Socialist countries usually harm the environment more than capitalist ones do. Under socialism, Russia slaughtered much of the world’s whales, at least 180,000 of them. It killed far more indiscriminately than other whaling nations, and unlike them, it largely wasted the whales it killed, leaving their carcasses to rot.
It has been called the most senseless environmental crime of the 20th Century. The Russians destroyed whole humpback whale populations — secretly, in violation of a treaty that Russia’s socialist government had signed during the Soviet Union:
“It was one of the fastest decimations of an animal population in world history—and it had happened almost entirely in secret. The Soviet Union was a party to … a 1946 treaty that limited countries to a set quota of whales each year. By … 1986, the Soviets had reported killing a total of 2,710 humpback whales in the Southern Hemisphere. In fact, the country’s fleets had killed nearly 18 times that many, along with thousands of unreported whales of other species. It had been an elaborate and audacious deception: Soviet captains had disguised ships, tampered with scientific data, and misled international authorities for decades.”

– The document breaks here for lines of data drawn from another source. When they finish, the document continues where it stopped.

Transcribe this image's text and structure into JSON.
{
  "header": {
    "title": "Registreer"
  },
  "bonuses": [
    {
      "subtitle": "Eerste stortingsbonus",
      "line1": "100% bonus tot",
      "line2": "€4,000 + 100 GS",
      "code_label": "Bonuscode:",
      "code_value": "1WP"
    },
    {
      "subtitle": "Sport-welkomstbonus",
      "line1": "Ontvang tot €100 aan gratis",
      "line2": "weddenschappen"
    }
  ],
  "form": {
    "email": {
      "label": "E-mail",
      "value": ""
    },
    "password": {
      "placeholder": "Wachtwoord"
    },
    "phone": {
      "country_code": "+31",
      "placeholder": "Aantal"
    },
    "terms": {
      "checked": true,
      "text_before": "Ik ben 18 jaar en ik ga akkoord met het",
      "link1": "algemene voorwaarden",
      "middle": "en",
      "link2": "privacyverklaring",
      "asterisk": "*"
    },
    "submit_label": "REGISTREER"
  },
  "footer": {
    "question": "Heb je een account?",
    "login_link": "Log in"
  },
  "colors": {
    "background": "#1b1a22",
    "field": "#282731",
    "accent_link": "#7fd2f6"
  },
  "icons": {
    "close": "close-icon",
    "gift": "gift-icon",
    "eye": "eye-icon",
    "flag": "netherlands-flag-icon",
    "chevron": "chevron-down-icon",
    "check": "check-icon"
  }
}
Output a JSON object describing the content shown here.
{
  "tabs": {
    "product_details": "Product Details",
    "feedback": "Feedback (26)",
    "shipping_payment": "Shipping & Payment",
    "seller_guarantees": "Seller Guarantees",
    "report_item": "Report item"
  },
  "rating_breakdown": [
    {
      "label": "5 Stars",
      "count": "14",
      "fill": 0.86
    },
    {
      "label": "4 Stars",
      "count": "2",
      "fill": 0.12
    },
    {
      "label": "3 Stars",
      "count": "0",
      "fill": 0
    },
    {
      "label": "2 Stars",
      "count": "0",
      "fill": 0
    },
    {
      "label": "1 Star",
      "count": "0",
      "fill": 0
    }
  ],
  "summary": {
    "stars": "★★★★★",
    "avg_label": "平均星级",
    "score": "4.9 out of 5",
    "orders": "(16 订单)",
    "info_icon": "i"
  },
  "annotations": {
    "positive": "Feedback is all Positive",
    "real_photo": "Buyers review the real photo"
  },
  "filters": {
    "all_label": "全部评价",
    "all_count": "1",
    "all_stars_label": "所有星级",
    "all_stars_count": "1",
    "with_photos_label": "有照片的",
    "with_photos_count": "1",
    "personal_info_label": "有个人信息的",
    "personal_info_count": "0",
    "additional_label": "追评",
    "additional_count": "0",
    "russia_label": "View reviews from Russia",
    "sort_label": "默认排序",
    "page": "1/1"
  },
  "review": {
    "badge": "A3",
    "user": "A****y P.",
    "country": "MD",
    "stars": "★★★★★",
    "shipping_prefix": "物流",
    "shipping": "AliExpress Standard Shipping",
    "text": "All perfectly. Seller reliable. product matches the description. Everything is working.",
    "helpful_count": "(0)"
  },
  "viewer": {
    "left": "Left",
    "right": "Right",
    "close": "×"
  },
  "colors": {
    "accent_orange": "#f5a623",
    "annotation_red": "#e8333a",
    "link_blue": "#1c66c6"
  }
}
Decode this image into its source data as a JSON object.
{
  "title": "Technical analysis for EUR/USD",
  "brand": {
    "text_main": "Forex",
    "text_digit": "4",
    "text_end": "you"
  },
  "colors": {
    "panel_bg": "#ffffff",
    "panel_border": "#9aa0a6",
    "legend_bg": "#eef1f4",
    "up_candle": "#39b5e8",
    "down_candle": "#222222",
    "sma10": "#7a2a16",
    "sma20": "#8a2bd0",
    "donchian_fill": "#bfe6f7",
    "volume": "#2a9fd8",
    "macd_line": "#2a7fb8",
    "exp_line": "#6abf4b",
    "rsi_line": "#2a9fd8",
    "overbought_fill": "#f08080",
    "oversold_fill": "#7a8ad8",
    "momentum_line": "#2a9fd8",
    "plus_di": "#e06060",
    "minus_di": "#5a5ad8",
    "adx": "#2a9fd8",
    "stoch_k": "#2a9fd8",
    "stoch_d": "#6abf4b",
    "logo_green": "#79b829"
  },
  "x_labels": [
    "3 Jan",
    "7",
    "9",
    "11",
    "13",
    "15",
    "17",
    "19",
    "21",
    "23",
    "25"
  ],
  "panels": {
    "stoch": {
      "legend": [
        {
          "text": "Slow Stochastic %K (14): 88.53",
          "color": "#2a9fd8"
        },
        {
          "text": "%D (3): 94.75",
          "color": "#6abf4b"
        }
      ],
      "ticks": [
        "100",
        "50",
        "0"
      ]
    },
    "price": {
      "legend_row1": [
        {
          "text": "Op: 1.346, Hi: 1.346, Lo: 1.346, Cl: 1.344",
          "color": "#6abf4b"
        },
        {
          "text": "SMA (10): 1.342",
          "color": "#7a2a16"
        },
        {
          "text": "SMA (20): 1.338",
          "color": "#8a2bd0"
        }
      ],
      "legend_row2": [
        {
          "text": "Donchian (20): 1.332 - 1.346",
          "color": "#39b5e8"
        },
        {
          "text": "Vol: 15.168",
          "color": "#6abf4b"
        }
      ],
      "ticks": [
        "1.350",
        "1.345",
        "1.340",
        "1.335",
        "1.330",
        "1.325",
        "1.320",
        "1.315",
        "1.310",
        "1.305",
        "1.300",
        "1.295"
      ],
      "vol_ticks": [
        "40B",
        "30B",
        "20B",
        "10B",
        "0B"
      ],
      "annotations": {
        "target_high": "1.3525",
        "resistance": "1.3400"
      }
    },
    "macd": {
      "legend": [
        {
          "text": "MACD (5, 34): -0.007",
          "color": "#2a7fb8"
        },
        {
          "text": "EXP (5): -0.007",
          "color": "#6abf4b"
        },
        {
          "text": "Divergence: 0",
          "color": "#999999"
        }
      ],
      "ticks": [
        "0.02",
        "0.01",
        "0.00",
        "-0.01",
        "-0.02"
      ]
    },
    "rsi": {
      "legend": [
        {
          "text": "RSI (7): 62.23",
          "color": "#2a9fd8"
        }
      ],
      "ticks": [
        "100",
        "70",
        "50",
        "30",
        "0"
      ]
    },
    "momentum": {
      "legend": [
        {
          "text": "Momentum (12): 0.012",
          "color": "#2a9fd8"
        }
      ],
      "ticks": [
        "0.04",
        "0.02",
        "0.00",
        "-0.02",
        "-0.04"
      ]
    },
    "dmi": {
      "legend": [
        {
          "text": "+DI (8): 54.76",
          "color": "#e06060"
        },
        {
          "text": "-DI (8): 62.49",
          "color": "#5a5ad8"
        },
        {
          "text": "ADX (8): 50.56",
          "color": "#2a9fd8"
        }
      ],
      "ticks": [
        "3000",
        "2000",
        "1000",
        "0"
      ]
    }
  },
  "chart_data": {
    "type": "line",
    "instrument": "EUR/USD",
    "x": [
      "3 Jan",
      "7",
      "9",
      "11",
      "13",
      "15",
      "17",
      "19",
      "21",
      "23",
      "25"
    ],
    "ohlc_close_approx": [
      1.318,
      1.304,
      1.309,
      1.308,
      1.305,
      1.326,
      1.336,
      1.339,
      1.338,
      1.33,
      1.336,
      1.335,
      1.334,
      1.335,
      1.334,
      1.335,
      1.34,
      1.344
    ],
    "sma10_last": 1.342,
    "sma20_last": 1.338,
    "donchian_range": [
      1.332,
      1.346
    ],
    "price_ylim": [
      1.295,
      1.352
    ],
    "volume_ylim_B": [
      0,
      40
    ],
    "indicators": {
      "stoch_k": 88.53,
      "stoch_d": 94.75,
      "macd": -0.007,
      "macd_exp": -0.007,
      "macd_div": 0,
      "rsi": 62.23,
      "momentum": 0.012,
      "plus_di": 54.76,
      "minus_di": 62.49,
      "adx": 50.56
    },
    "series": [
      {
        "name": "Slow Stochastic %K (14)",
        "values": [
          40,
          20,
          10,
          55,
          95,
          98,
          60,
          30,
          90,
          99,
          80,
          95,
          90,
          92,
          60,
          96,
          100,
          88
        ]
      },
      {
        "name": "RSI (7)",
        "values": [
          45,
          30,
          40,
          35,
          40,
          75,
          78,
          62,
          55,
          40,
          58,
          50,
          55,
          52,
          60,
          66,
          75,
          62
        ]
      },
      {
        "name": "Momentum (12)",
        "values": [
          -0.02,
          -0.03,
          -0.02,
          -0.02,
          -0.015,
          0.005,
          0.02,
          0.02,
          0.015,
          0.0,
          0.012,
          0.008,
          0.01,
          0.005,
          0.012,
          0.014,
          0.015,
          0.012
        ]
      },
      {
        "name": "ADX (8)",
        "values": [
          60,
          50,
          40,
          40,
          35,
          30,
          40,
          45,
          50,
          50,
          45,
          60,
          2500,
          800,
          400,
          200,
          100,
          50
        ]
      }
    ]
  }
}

All this killing was economically a waste. It was killing for killing’s sake:
“Unlike Norway and Japan, the other major whaling nations of the era, the Soviet Union had little real demand for whale products. Once the blubber was cut away for conversion into oil, the rest of the animal, as often as not, was left in the sea to rot or was thrown into a furnace and reduced to bone meal—a low-value material used for agricultural fertilizer.”

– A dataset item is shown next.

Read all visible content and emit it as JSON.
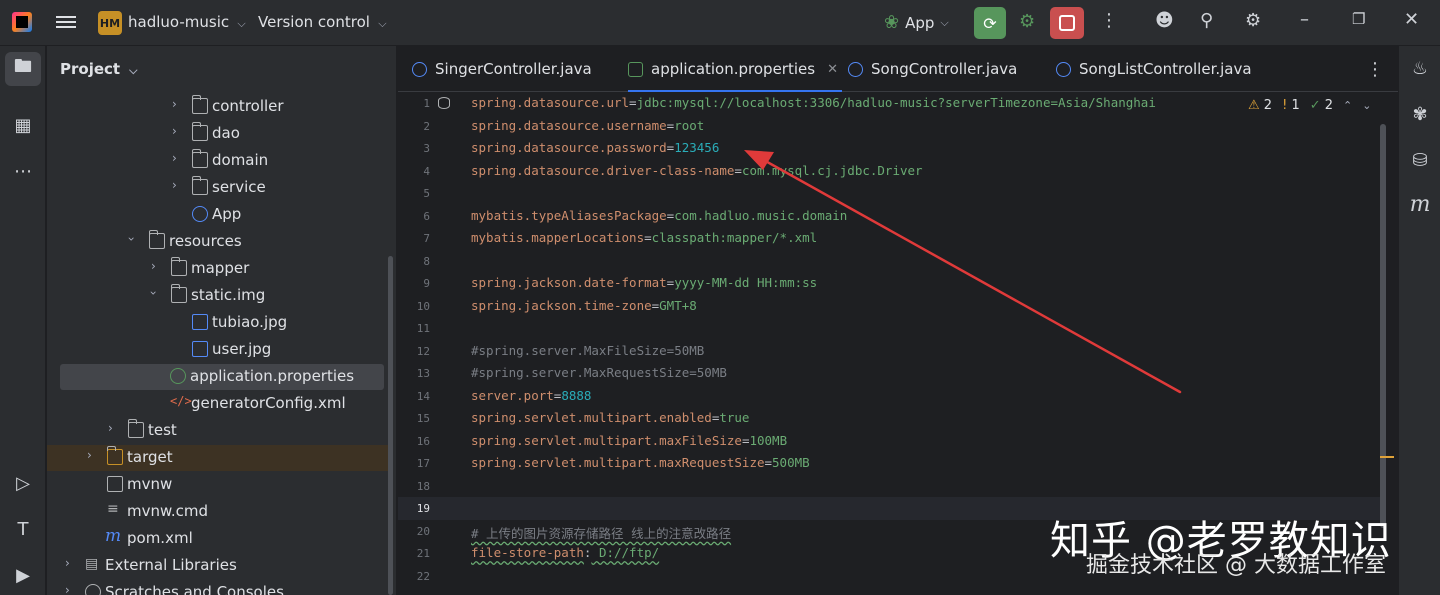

Why did Russia kill so many whales and then waste their flesh? Central planning required whalers to kill the numbers of whales set by bureaucrats, regardless of whether Russia actually had any use for most parts of the whales killed:
“Whaling, like every other industry in the Soviet Union, was governed by the dictates of the State Planning Committee of the Council of Ministers, a government organ tasked with meting out production targets. In the grand calculus of the country’s planned economy, whaling was considered a satellite of the fishing industry. This meant that the progress of the whaling fleets was measured by the same metric as the fishing fleets: gross product, principally the sheer mass of whales killed.
“Whaling fleets that met or exceeded targets were rewarded handsomely, their triumphs celebrated in the Soviet press and the crews given large bonuses. But failure to meet targets came with harsh consequences. Captains would be demoted and crew members fired.”
These production targets had nothing to do with whether whale meat actually was of any use to Russia’s consumers or industries, as Alfred Berzin, a Soviet-era fisheries scientist, explained:
“The Soviet whalers, Berzin wrote, had been sent forth to kill whales for little reason other than to say they had killed them. They were motivated by an obligation to satisfy obscure line items in the five-year plans that drove the Soviet economy, which had been set with little regard for the Soviet Union’s actual demand for whale products. “Whalers knew that no matter what, the plan must be met!” Berzin wrote … . Whalers knew that no matter what, the plan must be met! Looking for whales they would go farther and farther from the islands and bring rotten baleen whales to the stations, those which could not be used for food. This was not regarded as a problem by anybody. The plan—at any price! And whalers were killing everything.”
Government ownership of other industries, like agriculture, also has had negative effects on the environment. A classic example is in Soviet Central Asia, where the vast Aral Sea largely disappeared, leaving behind a vast ecologically-ruined wasteland, after a massive cotton project by the socialist government ravaged the regional environment. As the London Daily Mail noted, “The shrunken sea has ruined the once-robust fishing economy and left fishing trawlers stranded in sandy wastelands, leaning over as if they dropped from the air. The sea’s evaporation has left layers of highly salted sand, which winds can carry as far away as Scandinavia and Japan, and which plague local people with health troubles.”
Hans Bader practices law in Washington, D.C. After studying economics and history at the University of Virginia and law at Harvard, he practiced civil-rights, international-trade, and constitutional law. He also once worked in the Education Department.
Editor's Note: This piece was originally published by Liberty Unyielding and was reprinted with permission from the author.